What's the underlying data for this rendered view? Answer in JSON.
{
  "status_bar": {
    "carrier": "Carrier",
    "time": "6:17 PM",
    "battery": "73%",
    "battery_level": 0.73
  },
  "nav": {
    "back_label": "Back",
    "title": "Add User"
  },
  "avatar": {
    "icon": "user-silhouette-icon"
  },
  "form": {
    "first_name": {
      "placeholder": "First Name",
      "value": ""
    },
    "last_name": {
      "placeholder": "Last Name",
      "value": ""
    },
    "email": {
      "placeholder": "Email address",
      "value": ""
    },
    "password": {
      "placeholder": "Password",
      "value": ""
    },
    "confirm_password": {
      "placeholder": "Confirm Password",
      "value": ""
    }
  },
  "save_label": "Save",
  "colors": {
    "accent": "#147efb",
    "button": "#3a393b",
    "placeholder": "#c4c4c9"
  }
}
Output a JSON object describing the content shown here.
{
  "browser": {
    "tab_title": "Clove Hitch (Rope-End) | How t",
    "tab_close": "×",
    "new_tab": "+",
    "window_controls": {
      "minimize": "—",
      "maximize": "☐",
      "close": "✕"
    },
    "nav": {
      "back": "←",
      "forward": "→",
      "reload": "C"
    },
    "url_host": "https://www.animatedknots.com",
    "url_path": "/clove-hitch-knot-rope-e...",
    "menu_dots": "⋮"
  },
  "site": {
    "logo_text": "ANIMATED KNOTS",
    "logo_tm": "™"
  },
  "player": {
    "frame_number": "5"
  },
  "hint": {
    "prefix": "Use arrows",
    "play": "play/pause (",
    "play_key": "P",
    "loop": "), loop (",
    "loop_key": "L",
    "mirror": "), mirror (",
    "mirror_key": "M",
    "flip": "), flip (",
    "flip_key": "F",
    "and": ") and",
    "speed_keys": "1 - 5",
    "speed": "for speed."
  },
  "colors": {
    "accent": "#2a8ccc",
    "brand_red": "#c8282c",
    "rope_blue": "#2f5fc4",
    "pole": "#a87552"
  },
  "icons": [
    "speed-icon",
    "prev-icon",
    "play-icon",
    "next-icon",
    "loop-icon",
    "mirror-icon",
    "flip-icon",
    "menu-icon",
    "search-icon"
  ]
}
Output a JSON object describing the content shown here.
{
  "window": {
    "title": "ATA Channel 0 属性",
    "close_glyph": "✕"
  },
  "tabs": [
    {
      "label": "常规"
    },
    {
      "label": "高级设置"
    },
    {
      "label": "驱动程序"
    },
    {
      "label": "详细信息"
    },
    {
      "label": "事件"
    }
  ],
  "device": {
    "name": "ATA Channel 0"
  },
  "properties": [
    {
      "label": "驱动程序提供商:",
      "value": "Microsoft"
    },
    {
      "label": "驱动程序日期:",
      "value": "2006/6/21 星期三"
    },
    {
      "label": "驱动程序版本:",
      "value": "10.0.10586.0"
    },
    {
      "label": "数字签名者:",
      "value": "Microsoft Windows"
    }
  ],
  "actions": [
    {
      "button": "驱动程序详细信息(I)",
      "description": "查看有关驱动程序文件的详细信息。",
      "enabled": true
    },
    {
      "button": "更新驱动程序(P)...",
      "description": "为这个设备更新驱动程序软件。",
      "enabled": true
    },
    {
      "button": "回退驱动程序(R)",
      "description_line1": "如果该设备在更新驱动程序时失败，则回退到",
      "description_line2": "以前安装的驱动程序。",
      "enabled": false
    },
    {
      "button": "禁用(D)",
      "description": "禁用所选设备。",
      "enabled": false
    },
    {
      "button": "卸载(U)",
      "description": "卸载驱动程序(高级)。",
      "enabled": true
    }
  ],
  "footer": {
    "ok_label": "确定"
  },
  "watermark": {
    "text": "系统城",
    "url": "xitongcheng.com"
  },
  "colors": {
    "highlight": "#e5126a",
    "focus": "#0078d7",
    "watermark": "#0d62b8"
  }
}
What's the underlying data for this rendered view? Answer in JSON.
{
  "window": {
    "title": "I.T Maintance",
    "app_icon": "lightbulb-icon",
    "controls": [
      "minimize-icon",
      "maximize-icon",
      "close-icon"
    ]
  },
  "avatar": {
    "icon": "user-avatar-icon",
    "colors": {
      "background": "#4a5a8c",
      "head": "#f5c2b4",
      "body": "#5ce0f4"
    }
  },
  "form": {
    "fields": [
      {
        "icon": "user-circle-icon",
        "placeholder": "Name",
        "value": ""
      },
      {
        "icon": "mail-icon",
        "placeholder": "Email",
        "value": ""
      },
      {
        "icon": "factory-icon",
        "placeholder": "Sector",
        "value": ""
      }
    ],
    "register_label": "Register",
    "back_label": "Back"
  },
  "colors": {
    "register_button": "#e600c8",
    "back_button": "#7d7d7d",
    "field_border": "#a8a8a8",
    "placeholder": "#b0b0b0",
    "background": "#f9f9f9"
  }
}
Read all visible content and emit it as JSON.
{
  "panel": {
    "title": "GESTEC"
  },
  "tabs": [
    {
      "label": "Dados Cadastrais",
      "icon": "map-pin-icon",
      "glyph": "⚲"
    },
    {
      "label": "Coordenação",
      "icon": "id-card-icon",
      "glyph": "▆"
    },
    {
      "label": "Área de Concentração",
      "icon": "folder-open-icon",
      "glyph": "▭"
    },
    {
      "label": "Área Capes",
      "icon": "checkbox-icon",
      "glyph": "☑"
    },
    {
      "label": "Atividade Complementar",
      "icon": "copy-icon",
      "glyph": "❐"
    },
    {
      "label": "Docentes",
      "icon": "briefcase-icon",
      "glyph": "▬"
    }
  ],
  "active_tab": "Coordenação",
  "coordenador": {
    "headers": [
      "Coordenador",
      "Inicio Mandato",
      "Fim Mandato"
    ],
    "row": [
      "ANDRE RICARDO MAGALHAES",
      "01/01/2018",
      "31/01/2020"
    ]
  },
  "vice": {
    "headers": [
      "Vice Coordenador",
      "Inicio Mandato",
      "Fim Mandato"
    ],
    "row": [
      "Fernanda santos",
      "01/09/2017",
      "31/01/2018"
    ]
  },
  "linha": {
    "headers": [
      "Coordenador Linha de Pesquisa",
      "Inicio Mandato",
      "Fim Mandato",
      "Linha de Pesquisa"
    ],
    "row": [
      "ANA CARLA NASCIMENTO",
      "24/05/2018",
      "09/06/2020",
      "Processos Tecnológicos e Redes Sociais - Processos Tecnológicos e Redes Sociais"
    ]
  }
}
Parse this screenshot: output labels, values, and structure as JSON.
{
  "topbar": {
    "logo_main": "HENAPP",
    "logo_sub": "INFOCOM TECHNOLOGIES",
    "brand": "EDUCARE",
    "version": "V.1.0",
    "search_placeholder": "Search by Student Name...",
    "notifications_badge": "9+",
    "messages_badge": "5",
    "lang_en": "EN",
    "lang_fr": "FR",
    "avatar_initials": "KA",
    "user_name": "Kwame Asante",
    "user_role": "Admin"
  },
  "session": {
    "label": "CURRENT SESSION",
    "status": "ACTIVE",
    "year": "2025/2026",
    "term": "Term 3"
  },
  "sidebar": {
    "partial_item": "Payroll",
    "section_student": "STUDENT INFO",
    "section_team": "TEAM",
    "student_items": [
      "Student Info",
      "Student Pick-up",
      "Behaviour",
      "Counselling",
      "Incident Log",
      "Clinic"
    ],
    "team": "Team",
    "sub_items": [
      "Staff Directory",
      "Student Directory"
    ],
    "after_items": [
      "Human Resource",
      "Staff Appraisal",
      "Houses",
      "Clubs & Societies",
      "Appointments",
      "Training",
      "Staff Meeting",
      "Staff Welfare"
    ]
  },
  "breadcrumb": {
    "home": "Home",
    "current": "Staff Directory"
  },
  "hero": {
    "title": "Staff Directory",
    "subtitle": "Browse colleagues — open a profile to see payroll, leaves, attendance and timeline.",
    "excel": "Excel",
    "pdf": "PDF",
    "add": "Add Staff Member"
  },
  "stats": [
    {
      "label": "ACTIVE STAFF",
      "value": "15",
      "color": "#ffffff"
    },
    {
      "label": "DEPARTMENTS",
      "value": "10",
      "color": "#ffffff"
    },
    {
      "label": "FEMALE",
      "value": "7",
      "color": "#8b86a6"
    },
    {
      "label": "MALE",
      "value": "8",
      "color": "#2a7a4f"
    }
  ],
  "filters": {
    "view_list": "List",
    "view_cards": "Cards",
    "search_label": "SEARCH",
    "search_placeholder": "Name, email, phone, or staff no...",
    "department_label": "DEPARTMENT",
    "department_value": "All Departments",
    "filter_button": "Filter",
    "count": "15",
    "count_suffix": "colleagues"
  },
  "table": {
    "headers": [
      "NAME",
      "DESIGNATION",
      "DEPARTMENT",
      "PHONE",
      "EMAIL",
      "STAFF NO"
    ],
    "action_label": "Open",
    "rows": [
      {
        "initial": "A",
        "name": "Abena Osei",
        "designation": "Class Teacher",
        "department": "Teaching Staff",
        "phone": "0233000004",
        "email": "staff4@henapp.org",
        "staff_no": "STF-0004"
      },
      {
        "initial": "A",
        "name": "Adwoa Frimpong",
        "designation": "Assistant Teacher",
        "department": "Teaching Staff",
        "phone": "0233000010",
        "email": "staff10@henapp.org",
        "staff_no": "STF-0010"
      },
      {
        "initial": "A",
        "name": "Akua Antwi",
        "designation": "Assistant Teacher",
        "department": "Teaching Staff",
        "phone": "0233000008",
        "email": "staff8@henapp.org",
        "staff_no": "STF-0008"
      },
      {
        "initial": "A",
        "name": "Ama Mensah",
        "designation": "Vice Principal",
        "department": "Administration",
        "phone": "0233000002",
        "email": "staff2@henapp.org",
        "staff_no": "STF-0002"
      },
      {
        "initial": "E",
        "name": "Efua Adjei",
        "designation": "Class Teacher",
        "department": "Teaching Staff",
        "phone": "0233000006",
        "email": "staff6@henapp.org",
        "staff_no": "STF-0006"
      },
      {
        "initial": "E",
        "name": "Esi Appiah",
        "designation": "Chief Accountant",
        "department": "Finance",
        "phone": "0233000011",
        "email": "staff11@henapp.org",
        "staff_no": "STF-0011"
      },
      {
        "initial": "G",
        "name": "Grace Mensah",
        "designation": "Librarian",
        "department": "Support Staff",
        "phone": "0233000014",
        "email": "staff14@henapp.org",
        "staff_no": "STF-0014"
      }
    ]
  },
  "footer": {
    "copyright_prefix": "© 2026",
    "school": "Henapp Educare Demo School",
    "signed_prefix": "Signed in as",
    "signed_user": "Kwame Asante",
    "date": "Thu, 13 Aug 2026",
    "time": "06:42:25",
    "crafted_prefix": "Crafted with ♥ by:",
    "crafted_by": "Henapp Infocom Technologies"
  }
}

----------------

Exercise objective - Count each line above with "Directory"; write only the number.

Worked solution - 4